expidition to the Pacific coast and back.† He agreed but he knew it would be long and hard and



that they would need many supplies.† Meriwether bought 15 Pennsylvania Rifles, colapsable



boat, tackle, lead, ink powder, 30 steels, mosquito netting, and oilskin bags.† He also bought



many presents for the Indians: 5 pounds white glass beads, 20 pounds red assorted beads, 144



scissors, 288 brass thimbles, many blue beads, silk, paint, vermilion, and 288 knives.





On July 5, 1803 Lewis set out for Pittsburgh.† Upon arriving at Pittsburgh they discover



the colapsable boat is not even close to being done.† So they cant leave for the Pacific coast yet.



On August 31, 7:00 A.M. the last nail was driven into the boat.† But by that time the river was at



a record low.† On September 1st they left Pittsburgh and went Down the Ohio river.† In some



places the river was only 6 inches deep.† There were a lot of mosquitoes and fog on the way



down the river.† In late October George Rogers Clark Accepted his invitation to go along on the



expidition.† The voyage picked him up at Clarksville.





On November 13 the expidition set out for fort Mastic, on the Mississippi river.† From



November 20, 1803-March 1804 the expidition stayed the winter in St. Louis.† There they bought



corn, flour, biscuits, salt, pork, lard, and Indian goods from local traders.† On May 2nd they



started their way up the Missouri.† At the end of July they had made it 640 miles up the river.





The expidition Met their first Indians, the Ottoes, on August 2.† Soon after their



confrontation they held a council on Council Bluff.† The expidition continued on its way and



soon met the Sioux.† A disagreement came about between the two parties because the Sioux



wanted a canoe load of gifts.† This almost started a fight but the Sioux finally let the expidition



continue.





The Arikaras met the expidition on October 18.† The expidition was very generous to the



Arikaras with gifts.† Here Fort Mandan was built so the expidition could stay the winter.† The



blacksmiths proved to be very valuable because they made battle axes and sold them to the



Indians for corn.† During the stay at Fort Mandan the expidition would be there from Dec 21,



1804-April 7, 1805.† On April 7 the expidition continued their journey on the Missouri.





The expidition came to the junction of the Marias and the Missouri river on June 3.† The



captains were not sure which river was the Missouri.† The party split up and explored a part of



each river.† On June 16 they met back at the junction.
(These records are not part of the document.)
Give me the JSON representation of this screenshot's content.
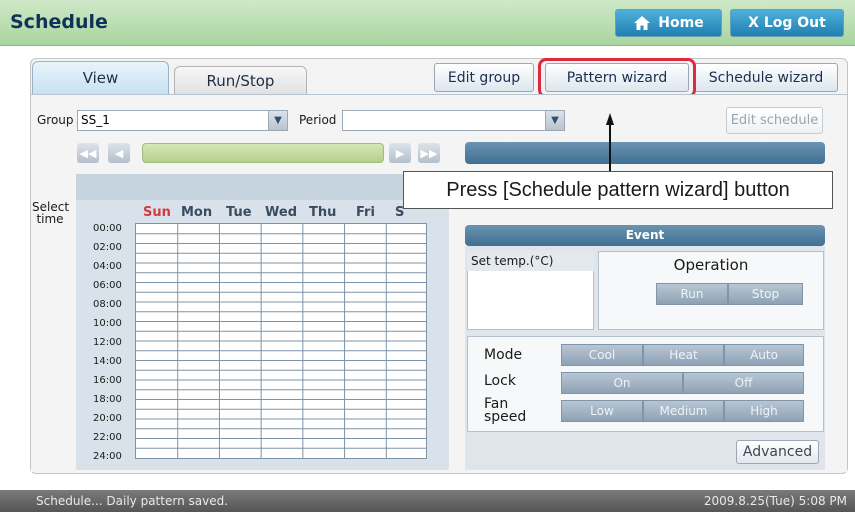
{
  "header": {
    "title": "Schedule",
    "home_label": "Home",
    "logout_label": "X Log Out"
  },
  "tabs": [
    {
      "label": "View",
      "active": true
    },
    {
      "label": "Run/Stop",
      "active": false
    }
  ],
  "toolbar": {
    "edit_group": "Edit group",
    "pattern_wizard": "Pattern wizard",
    "schedule_wizard": "Schedule wizard"
  },
  "filters": {
    "group_label": "Group",
    "group_value": "SS_1",
    "period_label": "Period",
    "period_value": "",
    "edit_schedule": "Edit schedule"
  },
  "schedule": {
    "select_time": "Select time",
    "days": [
      "Sun",
      "Mon",
      "Tue",
      "Wed",
      "Thu",
      "Fri",
      "S"
    ],
    "times": [
      "00:00",
      "02:00",
      "04:00",
      "06:00",
      "08:00",
      "10:00",
      "12:00",
      "14:00",
      "16:00",
      "18:00",
      "20:00",
      "22:00",
      "24:00"
    ]
  },
  "callout": {
    "text": "Press [Schedule pattern wizard] button"
  },
  "event": {
    "title": "Event",
    "set_temp_label": "Set temp.(°C)",
    "operation_label": "Operation",
    "run": "Run",
    "stop": "Stop",
    "mode_label": "Mode",
    "modes": [
      "Cool",
      "Heat",
      "Auto"
    ],
    "lock_label": "Lock",
    "lock_options": [
      "On",
      "Off"
    ],
    "fan_label": "Fan speed",
    "fan_options": [
      "Low",
      "Medium",
      "High"
    ],
    "advanced": "Advanced"
  },
  "status": {
    "message": "Schedule... Daily pattern saved.",
    "datetime": "2009.8.25(Tue) 5:08 PM"
  },
  "colors": {
    "accent_red": "#e0283e",
    "header_green": "#a9d4a0",
    "title_navy": "#0f3358"
  }
}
They decided the south fork was the



Missouri.† They started to build the colapsable boat but they didnt have any pitch, so they made



a sealant out of beeswax and charcoal.† When they put it in the water it leaked so badly they



decided not to use it.† Instead they made some canoes out of cottonwood trees.† They started up



the Missouri again on June 16.





†††††††††† They made it to the three forks of the Missouri on July 27.† At that time Clark had been



leading some men up ahead of the